● Provided data
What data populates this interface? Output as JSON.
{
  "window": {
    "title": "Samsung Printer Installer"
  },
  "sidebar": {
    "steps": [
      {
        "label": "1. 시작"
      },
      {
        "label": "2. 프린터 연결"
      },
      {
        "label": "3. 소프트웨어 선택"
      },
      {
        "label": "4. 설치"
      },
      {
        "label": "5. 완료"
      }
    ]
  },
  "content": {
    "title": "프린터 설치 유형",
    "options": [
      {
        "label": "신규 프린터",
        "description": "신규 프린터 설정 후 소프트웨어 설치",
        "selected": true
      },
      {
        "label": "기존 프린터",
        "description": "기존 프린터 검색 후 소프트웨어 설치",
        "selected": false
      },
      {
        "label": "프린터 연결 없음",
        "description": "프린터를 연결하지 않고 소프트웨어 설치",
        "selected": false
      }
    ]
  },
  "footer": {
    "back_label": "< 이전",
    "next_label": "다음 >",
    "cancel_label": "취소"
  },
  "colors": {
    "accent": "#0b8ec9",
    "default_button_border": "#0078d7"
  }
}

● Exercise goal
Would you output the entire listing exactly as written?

● Output of the exercise
What data populates this interface? Output as JSON.
{
  "window": {
    "title": "Samsung Printer Installer"
  },
  "sidebar": {
    "steps": [
      {
        "label": "1. 시작"
      },
      {
        "label": "2. 프린터 연결"
      },
      {
        "label": "3. 소프트웨어 선택"
      },
      {
        "label": "4. 설치"
      },
      {
        "label": "5. 완료"
      }
    ]
  },
  "content": {
    "title": "프린터 설치 유형",
    "options": [
      {
        "label": "신규 프린터",
        "description": "신규 프린터 설정 후 소프트웨어 설치",
        "selected": true
      },
      {
        "label": "기존 프린터",
        "description": "기존 프린터 검색 후 소프트웨어 설치",
        "selected": false
      },
      {
        "label": "프린터 연결 없음",
        "description": "프린터를 연결하지 않고 소프트웨어 설치",
        "selected": false
      }
    ]
  },
  "footer": {
    "back_label": "< 이전",
    "next_label": "다음 >",
    "cancel_label": "취소"
  },
  "colors": {
    "accent": "#0b8ec9",
    "default_button_border": "#0078d7"
  }
}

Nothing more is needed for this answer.